§ **Task prompt**:
Return each line of the listing that follows in which the string "ändern" can be found.

^^^^^^^^^^^^^^^^

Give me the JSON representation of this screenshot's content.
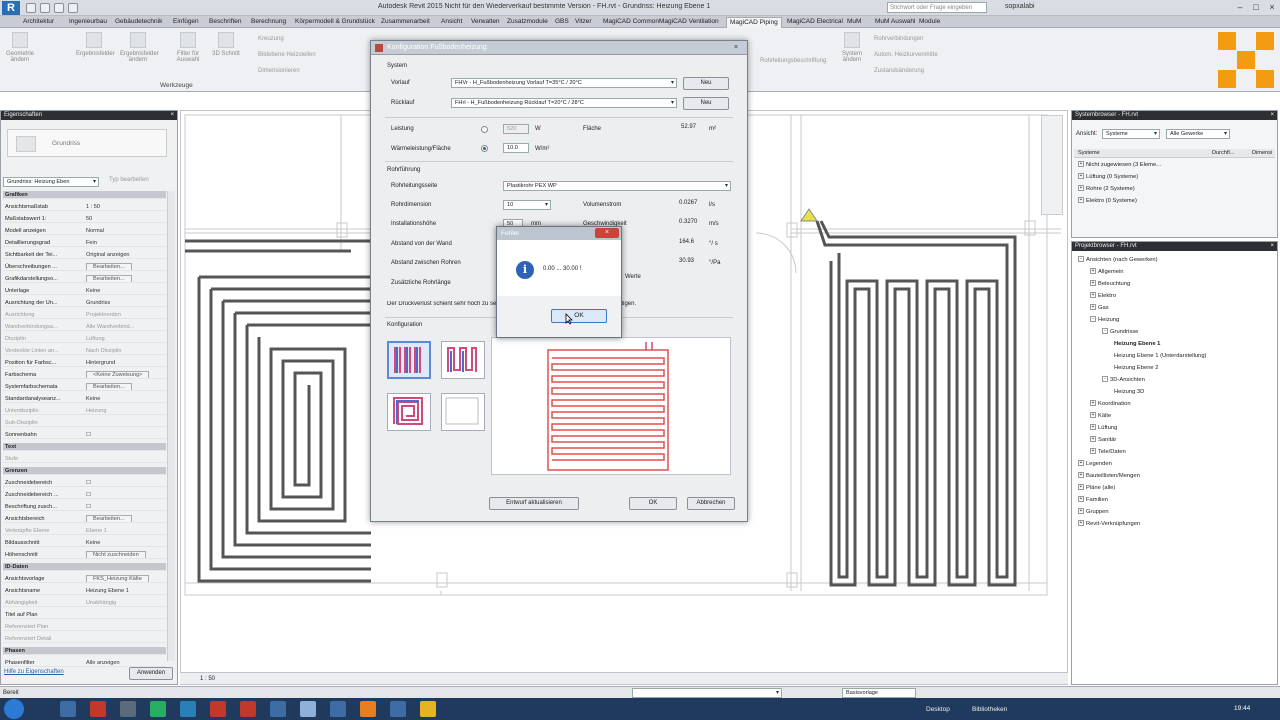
{
  "titlebar": {
    "title": "Autodesk Revit 2015 Nicht für den Wiederverkauf bestimmte Version - FH.rvt - Grundriss: Heizung Ebene 1",
    "search_placeholder": "Stichwort oder Frage eingeben",
    "user": "sopxalabi"
  },
  "tabs": [
    "Architektur",
    "Ingenieurbau",
    "Gebäudetechnik",
    "Einfügen",
    "Beschriften",
    "Berechnung",
    "Körpermodell & Grundstück",
    "Zusammenarbeit",
    "Ansicht",
    "Verwalten",
    "Zusatzmodule",
    "GBS",
    "Vitzer",
    "MagiCAD Common",
    "MagiCAD Ventilation",
    "MagiCAD Piping",
    "MagiCAD Electrical",
    "MuM",
    "MuM Auswahl",
    "Module"
  ],
  "active_tab": "MagiCAD Piping",
  "ribbon": {
    "buttons": [
      "Geometrie ändern",
      "Ergebnisfelder",
      "Ergebnisfelder ändern",
      "Filter für Auswahl",
      "3D Schnitt"
    ],
    "small": [
      "Kreuzung",
      "Bildebene Heizstellen",
      "Dimensionieren"
    ],
    "right_small": [
      "Rohrverbindungen",
      "Autom. Heizkurvenmitte",
      "Zustandsänderung"
    ],
    "right_button": "System ändern",
    "group_label": "Werkzeuge",
    "mid_label": "Rohrleitungsbeschriftung"
  },
  "properties": {
    "header": "Eigenschaften",
    "type_name": "Grundriss",
    "selector": "Grundriss: Heizung Eben",
    "edit_type": "Typ bearbeiten",
    "rows": [
      {
        "k": "Grafiken",
        "v": "",
        "s": true
      },
      {
        "k": "Ansichtsmaßstab",
        "v": "1 : 50"
      },
      {
        "k": "Maßstabswert 1:",
        "v": "50"
      },
      {
        "k": "Modell anzeigen",
        "v": "Normal"
      },
      {
        "k": "Detaillierungsgrad",
        "v": "Fein"
      },
      {
        "k": "Sichtbarkeit der Tei...",
        "v": "Original anzeigen"
      },
      {
        "k": "Überschreibungen ...",
        "v": "Bearbeiten...",
        "b": true
      },
      {
        "k": "Grafikdarstellungso...",
        "v": "Bearbeiten...",
        "b": true
      },
      {
        "k": "Unterlage",
        "v": "Keine"
      },
      {
        "k": "Ausrichtung der Un...",
        "v": "Grundriss"
      },
      {
        "k": "Ausrichtung",
        "v": "Projektnorden",
        "d": true
      },
      {
        "k": "Wandverbindungsa...",
        "v": "Alle Wandverbind...",
        "d": true
      },
      {
        "k": "Disziplin",
        "v": "Lüftung",
        "d": true
      },
      {
        "k": "Verdeckte Linien an...",
        "v": "Nach Disziplin",
        "d": true
      },
      {
        "k": "Position für Farbsc...",
        "v": "Hintergrund"
      },
      {
        "k": "Farbschema",
        "v": "<Keine Zuweisung>",
        "b": true
      },
      {
        "k": "Systemfarbschemata",
        "v": "Bearbeiten...",
        "b": true
      },
      {
        "k": "Standardanalyseanz...",
        "v": "Keine"
      },
      {
        "k": "Unterdisziplin",
        "v": "Heizung",
        "d": true
      },
      {
        "k": "Sub-Disziplin",
        "v": "",
        "d": true
      },
      {
        "k": "Sonnenbahn",
        "v": "☐"
      },
      {
        "k": "Text",
        "v": "",
        "s": true
      },
      {
        "k": "Stufe",
        "v": "",
        "d": true
      },
      {
        "k": "Grenzen",
        "v": "",
        "s": true
      },
      {
        "k": "Zuschneidebereich",
        "v": "☐"
      },
      {
        "k": "Zuschneidebereich ...",
        "v": "☐"
      },
      {
        "k": "Beschriftung zusch...",
        "v": "☐"
      },
      {
        "k": "Ansichtsbereich",
        "v": "Bearbeiten...",
        "b": true
      },
      {
        "k": "Verknüpfte Ebene",
        "v": "Ebene 1",
        "d": true
      },
      {
        "k": "Bildausschnitt",
        "v": "Keine"
      },
      {
        "k": "Höhenschnitt",
        "v": "Nicht zuschneiden",
        "b": true
      },
      {
        "k": "ID-Daten",
        "v": "",
        "s": true
      },
      {
        "k": "Ansichtsvorlage",
        "v": "FKS_Heizung Kälte",
        "b": true
      },
      {
        "k": "Ansichtsname",
        "v": "Heizung Ebene 1"
      },
      {
        "k": "Abhängigkeit",
        "v": "Unabhängig",
        "d": true
      },
      {
        "k": "Titel auf Plan",
        "v": ""
      },
      {
        "k": "Referenziert Plan",
        "v": "",
        "d": true
      },
      {
        "k": "Referenziert Detail",
        "v": "",
        "d": true
      },
      {
        "k": "Phasen",
        "v": "",
        "s": true
      },
      {
        "k": "Phasenfilter",
        "v": "Alle anzeigen"
      }
    ],
    "help_link": "Hilfe zu Eigenschaften",
    "apply": "Anwenden"
  },
  "view_scale": "1 : 50",
  "system_browser": {
    "header": "Systembrowser - FH.rvt",
    "view_label": "Ansicht:",
    "view_value": "Systeme",
    "filter_value": "Alle Gewerke",
    "col1": "Systeme",
    "col2": "Durchfl...",
    "col3": "Dimensi",
    "items": [
      "Nicht zugewiesen (3 Eleme...",
      "Lüftung (0 Systeme)",
      "Rohre (2 Systeme)",
      "Elektro (0 Systeme)"
    ]
  },
  "project_browser": {
    "header": "Projektbrowser - FH.rvt",
    "items": [
      {
        "t": "Ansichten (nach Gewerken)",
        "l": 0,
        "pm": "-"
      },
      {
        "t": "Allgemein",
        "l": 1,
        "pm": "+"
      },
      {
        "t": "Beleuchtung",
        "l": 1,
        "pm": "+"
      },
      {
        "t": "Elektro",
        "l": 1,
        "pm": "+"
      },
      {
        "t": "Gas",
        "l": 1,
        "pm": "+"
      },
      {
        "t": "Heizung",
        "l": 1,
        "pm": "-"
      },
      {
        "t": "Grundrisse",
        "l": 2,
        "pm": "-"
      },
      {
        "t": "Heizung Ebene 1",
        "l": 3,
        "b": true
      },
      {
        "t": "Heizung Ebene 1 (Unterdarstellung)",
        "l": 3
      },
      {
        "t": "Heizung Ebene 2",
        "l": 3
      },
      {
        "t": "3D-Ansichten",
        "l": 2,
        "pm": "-"
      },
      {
        "t": "Heizung 3D",
        "l": 3
      },
      {
        "t": "Koordination",
        "l": 1,
        "pm": "+"
      },
      {
        "t": "Kälte",
        "l": 1,
        "pm": "+"
      },
      {
        "t": "Lüftung",
        "l": 1,
        "pm": "+"
      },
      {
        "t": "Sanitär",
        "l": 1,
        "pm": "+"
      },
      {
        "t": "Tele/Daten",
        "l": 1,
        "pm": "+"
      },
      {
        "t": "Legenden",
        "l": 0,
        "pm": "+"
      },
      {
        "t": "Bauteillisten/Mengen",
        "l": 0,
        "pm": "+"
      },
      {
        "t": "Pläne (alle)",
        "l": 0,
        "pm": "+"
      },
      {
        "t": "Familien",
        "l": 0,
        "pm": "+"
      },
      {
        "t": "Gruppen",
        "l": 0,
        "pm": "+"
      },
      {
        "t": "Revit-Verknüpfungen",
        "l": 0,
        "pm": "+"
      }
    ]
  },
  "status": {
    "left": "Bereit",
    "filter": "Basisvorlage"
  },
  "taskbar": {
    "desktop": "Desktop",
    "libs": "Bibliotheken",
    "time": "19:44"
  },
  "dialog": {
    "title": "Konfiguration Fußbodenheizung",
    "section_system": "System",
    "vorlauf_label": "Vorlauf",
    "vorlauf_value": "FHVr - H_Fußbodenheizung Vorlauf T=35°C / 20°C",
    "ruecklauf_label": "Rücklauf",
    "ruecklauf_value": "FHrl - H_Fußbodenheizung Rücklauf T=20°C / 28°C",
    "new_label": "Neu",
    "leistung_label": "Leistung",
    "leistung_value": "520",
    "leistung_unit": "W",
    "waerme_label": "Wärmeleistung/Fläche",
    "waerme_value": "10.0",
    "waerme_unit": "W/m²",
    "flaeche_label": "Fläche",
    "flaeche_value": "52.97",
    "flaeche_unit": "m²",
    "section_rohr": "Rohrführung",
    "rohrtyp_label": "Rohrleitungsseite",
    "rohrtyp_value": "Plastikrohr PEX WP",
    "dim_label": "Rohrdimension",
    "dim_value": "10",
    "inst_label": "Installationshöhe",
    "inst_value": "50",
    "inst_unit": "mm",
    "abst_wand_label": "Abstand von der Wand",
    "abst_rohr_label": "Abstand zwischen Rohren",
    "zus_label": "Zusätzliche Rohrlänge",
    "vol_label": "Volumenstrom",
    "vol_value": "0.0267",
    "vol_unit": "l/s",
    "gesch_label": "Geschwindigkeit",
    "gesch_value": "0.3270",
    "gesch_unit": "m/s",
    "v3_value": "164.6",
    "v3_unit": "°/ s",
    "v4_value": "30.93",
    "v4_unit": "°/Pa",
    "werte_label": "Werte",
    "hinweis": "Der Druckverlust scheint sehr hoch zu sein. Überprüfen Sie die Dimensionen berücksichtigen.",
    "section_konfig": "Konfiguration",
    "btn_update": "Entwurf aktualisieren",
    "btn_ok": "OK",
    "btn_cancel": "Abbrechen"
  },
  "msgbox": {
    "title": "Fehler",
    "text": "0.00 ... 30.00 !",
    "ok": "OK"
  }
}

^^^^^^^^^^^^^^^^

§ **Solution**:
      "Geometrie ändern",
      "Ergebnisfelder ändern",
    "right_button": "System ändern",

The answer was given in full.